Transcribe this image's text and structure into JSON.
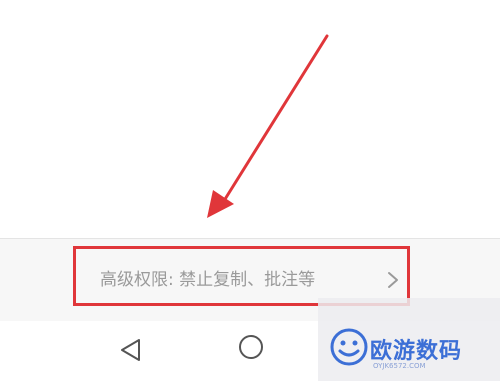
{
  "settings_row": {
    "label": "高级权限: 禁止复制、批注等"
  },
  "icons": {
    "row_chevron": "chevron-right-icon",
    "nav_back": "back-triangle-icon",
    "nav_home": "home-circle-icon",
    "watermark_logo": "smiley-logo-icon"
  },
  "annotation": {
    "color": "#e0363a"
  },
  "watermark": {
    "brand": "欧游数码",
    "url": "OYJK6572.COM"
  }
}
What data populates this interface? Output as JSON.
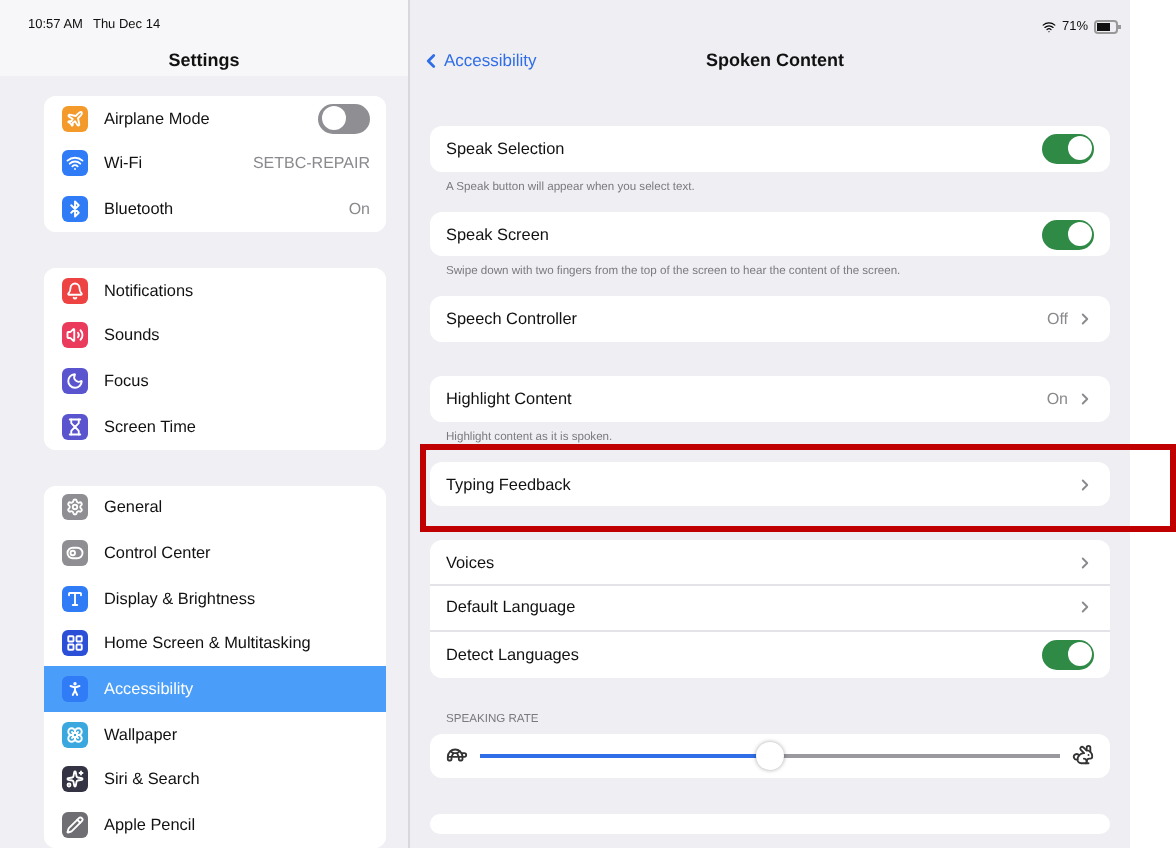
{
  "status_bar": {
    "time": "10:57 AM",
    "date": "Thu Dec 14",
    "battery": "71%"
  },
  "sidebar": {
    "title": "Settings",
    "groups": [
      {
        "items": [
          {
            "label": "Airplane Mode",
            "kind": "toggle",
            "on": false,
            "color": "#f39a2b",
            "selected": false
          },
          {
            "label": "Wi-Fi",
            "kind": "value",
            "value": "SETBC-REPAIR",
            "color": "#2f7cf6",
            "selected": false
          },
          {
            "label": "Bluetooth",
            "kind": "value",
            "value": "On",
            "color": "#2f7cf6",
            "selected": false
          }
        ]
      },
      {
        "items": [
          {
            "label": "Notifications",
            "kind": "plain",
            "color": "#ee4343",
            "selected": false
          },
          {
            "label": "Sounds",
            "kind": "plain",
            "color": "#ea3b5c",
            "selected": false
          },
          {
            "label": "Focus",
            "kind": "plain",
            "color": "#5a55cf",
            "selected": false
          },
          {
            "label": "Screen Time",
            "kind": "plain",
            "color": "#5a55cf",
            "selected": false
          }
        ]
      },
      {
        "items": [
          {
            "label": "General",
            "kind": "plain",
            "color": "#8e8e93",
            "selected": false
          },
          {
            "label": "Control Center",
            "kind": "plain",
            "color": "#8e8e93",
            "selected": false
          },
          {
            "label": "Display & Brightness",
            "kind": "plain",
            "color": "#2f7cf6",
            "selected": false
          },
          {
            "label": "Home Screen & Multitasking",
            "kind": "plain",
            "color": "#2c4fd8",
            "selected": false
          },
          {
            "label": "Accessibility",
            "kind": "plain",
            "color": "#2f7cf6",
            "selected": true
          },
          {
            "label": "Wallpaper",
            "kind": "plain",
            "color": "#3aa8df",
            "selected": false
          },
          {
            "label": "Siri & Search",
            "kind": "plain",
            "color": "#333344",
            "selected": false
          },
          {
            "label": "Apple Pencil",
            "kind": "plain",
            "color": "#6e6e73",
            "selected": false
          }
        ]
      }
    ]
  },
  "detail": {
    "back": "Accessibility",
    "title": "Spoken Content",
    "groups": [
      {
        "highlighted": false,
        "rows": [
          {
            "label": "Speak Selection",
            "kind": "toggle",
            "on": true
          }
        ],
        "footer": "A Speak button will appear when you select text."
      },
      {
        "highlighted": false,
        "rows": [
          {
            "label": "Speak Screen",
            "kind": "toggle",
            "on": true
          }
        ],
        "footer": "Swipe down with two fingers from the top of the screen to hear the content of the screen."
      },
      {
        "highlighted": false,
        "rows": [
          {
            "label": "Speech Controller",
            "kind": "link",
            "value": "Off"
          }
        ]
      },
      {
        "highlighted": false,
        "rows": [
          {
            "label": "Highlight Content",
            "kind": "link",
            "value": "On"
          }
        ],
        "footer": "Highlight content as it is spoken."
      },
      {
        "highlighted": true,
        "rows": [
          {
            "label": "Typing Feedback",
            "kind": "link"
          }
        ]
      },
      {
        "highlighted": false,
        "rows": [
          {
            "label": "Voices",
            "kind": "link"
          },
          {
            "label": "Default Language",
            "kind": "link"
          },
          {
            "label": "Detect Languages",
            "kind": "toggle",
            "on": true
          }
        ]
      }
    ],
    "section_header": "SPEAKING RATE",
    "speaking_rate": {
      "level": 0.5
    }
  }
}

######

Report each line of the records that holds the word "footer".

        "footer": "A Speak button will appear when you select text."
        "footer": "Swipe down with two fingers from the top of the screen to hear the content of the screen."
        "footer": "Highlight content as it is spoken."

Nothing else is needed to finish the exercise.